Planners have been around for a long time and back then, it was strictly used as a tool to plan out schedules – no more, no less. If you’re lucky, you get a zip case with pockets on the other side of it and a note pad tucked in the back pocket of the planner folder. They also mostly just came in B5 and A6 sizes and looked pretty serious most of the time.

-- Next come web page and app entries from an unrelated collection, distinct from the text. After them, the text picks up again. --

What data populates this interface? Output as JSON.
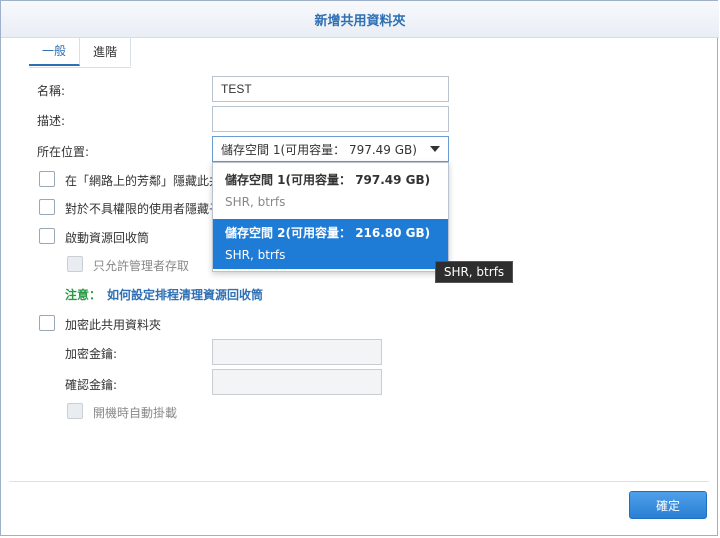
{
  "window": {
    "title": "新增共用資料夾"
  },
  "tabs": [
    {
      "label": "一般"
    },
    {
      "label": "進階"
    }
  ],
  "form": {
    "name_label": "名稱:",
    "name_value": "TEST",
    "desc_label": "描述:",
    "desc_value": "",
    "location_label": "所在位置:",
    "location_value": "儲存空間 1(可用容量： 797.49 GB)",
    "hide_network_label": "在「網路上的芳鄰」隱藏此共",
    "hide_subfolders_label": "對於不具權限的使用者隱藏子",
    "recycle_bin_label": "啟動資源回收筒",
    "admin_only_label": "只允許管理者存取",
    "note_prefix": "注意：",
    "note_link": "如何設定排程清理資源回收筒",
    "encrypt_label": "加密此共用資料夾",
    "encrypt_key_label": "加密金鑰:",
    "confirm_key_label": "確認金鑰:",
    "auto_mount_label": "開機時自動掛載"
  },
  "dropdown": {
    "options": [
      {
        "title": "儲存空間 1(可用容量： 797.49 GB)",
        "subtitle": "SHR, btrfs",
        "selected": false
      },
      {
        "title": "儲存空間 2(可用容量： 216.80 GB)",
        "subtitle": "SHR, btrfs",
        "selected": true
      }
    ]
  },
  "tooltip": {
    "text": "SHR, btrfs"
  },
  "footer": {
    "ok_label": "確定"
  },
  "colors": {
    "accent": "#2f6fb3",
    "selected_bg": "#1e7bd6",
    "note_green": "#2a9a46"
  }
}
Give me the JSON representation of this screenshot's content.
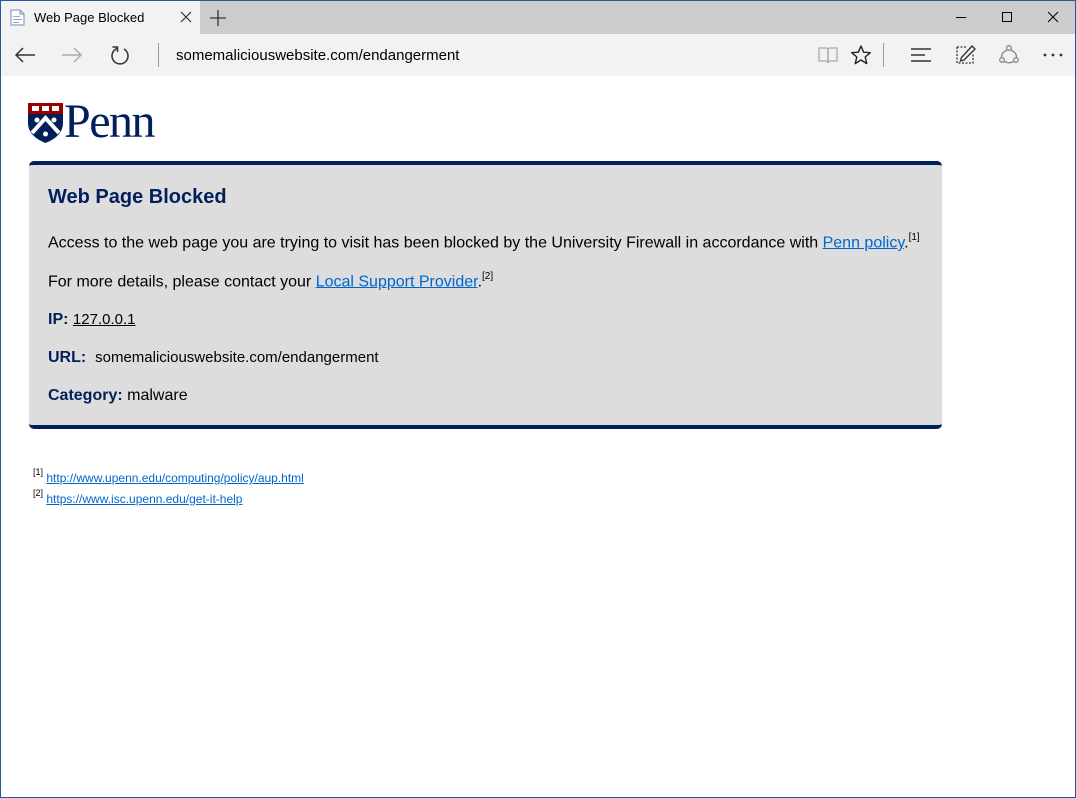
{
  "tab": {
    "title": "Web Page Blocked",
    "new_tab": "+"
  },
  "address_bar": {
    "url": "somemaliciouswebsite.com/endangerment"
  },
  "panel": {
    "title": "Web Page Blocked",
    "access_text": "Access to the web page you are trying to visit has been blocked by the University Firewall in accordance with ",
    "access_link": "Penn policy",
    "access_period": ".",
    "access_ref": "[1]",
    "contact_text": "For more details, please contact your ",
    "contact_link": "Local Support Provider",
    "contact_period": ".",
    "contact_ref": "[2]",
    "ip_label": "IP:",
    "ip_value": "127.0.0.1",
    "url_label": "URL:",
    "url_value": "somemaliciouswebsite.com/endangerment",
    "category_label": "Category:",
    "category_value": "malware"
  },
  "logo": {
    "text": "Penn"
  },
  "footnotes": [
    {
      "ref": "[1]",
      "url": "http://www.upenn.edu/computing/policy/aup.html"
    },
    {
      "ref": "[2]",
      "url": "https://www.isc.upenn.edu/get-it-help"
    }
  ],
  "colors": {
    "penn_blue": "#011f5b",
    "penn_red": "#990000",
    "link": "#0066cc",
    "panel_bg": "#dddddd"
  },
  "icons": [
    "page-favicon-icon",
    "close-icon",
    "plus-icon",
    "minimize-icon",
    "maximize-icon",
    "back-arrow-icon",
    "forward-arrow-icon",
    "refresh-icon",
    "reading-view-icon",
    "star-icon",
    "hub-icon",
    "web-note-icon",
    "share-icon",
    "more-icon",
    "penn-shield-icon"
  ]
}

As time went by, planner design improvements have been made in terms of size, contents, and style. They started coming in other block colors other than the classic Black, and started to have more inclusions and provisions for other things and planner knick knacks used by the paper addict most of the time (read: paper clips, sticky notes, scribble pads, page markers, small ruler to name a few). Planner users wanted to be able to do more with their planners and wanted ones that looked nice and functional at the same time.
Enter the unbelievably adorable Kawaii planners of Hobonichi and the strikingly sophisticated looking planners of Stalogy.
Although both cater to the doodling, analog-loving demographic, there are actually a few polarising qualities between the seemingly identical notebooks.
A Closer Look
The Hobonichi is a stark contrast to the Stalogy planners in terms of presentation – Hobonichi designs are artsy and quirky while Stalogy designs are sleek and formal.
When it comes to its use, the Hobonichi is a bit more disciplined because it has date-specific formatting on the pages. Somehow, it helps encourage you to use it on a daily basis, how ever you might like to use it for the day – journaling, doodling, painting, planning out a day, etc.
The Stalogy, on the other hand, allows for more freedom because it uses a calendar dashboard, which allows you to pick the month and date when the entry was created. In this case, the date on the notes aren’t necessarily in consecutive order, and thus the notebook may last over a year, or even longer, if the pages aren’t used up on a daily basis.
The paper of the Hobonichi (Tomoe River), appears to be much thinner compared to that of Stalogy’s, but both work well with various writing mediums.
In terms of size, both belong to the A6 family, but the Stalogy is a tad shorter than the Hobonichi. The difference in size is hardly noticeable, but the thickness of the book is.
There are fewer pages in the Stalogy as the book is designed to contain less of the info pages found in the Hobonichi. Imagine Japanese_x_Scandinavian design.
The A6 Hobonichi measures at 4.1 inches wide, 5.9 inches tall, and half an inch thick with 464 pages of highly regarded Tomoe River paper.
(105 mm x 149 mm / 4.1″ x 5.9″)
The A6 Stalogy Notebook measures at 4.1 inches wide, 5.8 inches tall, and much slimmer with only 184 pages of high quality Japanese Paper.
(105 mm x 148 mm / 4.1″ x 5.8″)
Overall, both notebooks look beautiful and both are functional. And no matter the journaling habits – whether one can stay on track on a day to day journaling or more of a spur-of-the-moment, as-needed basis only, definitely one – or even both of these notebooks will work exactly as needed, with style to boot.
Note: The items reviewed here are purchased with my own money and in no way written under a contract with any of the brand names mentioned here.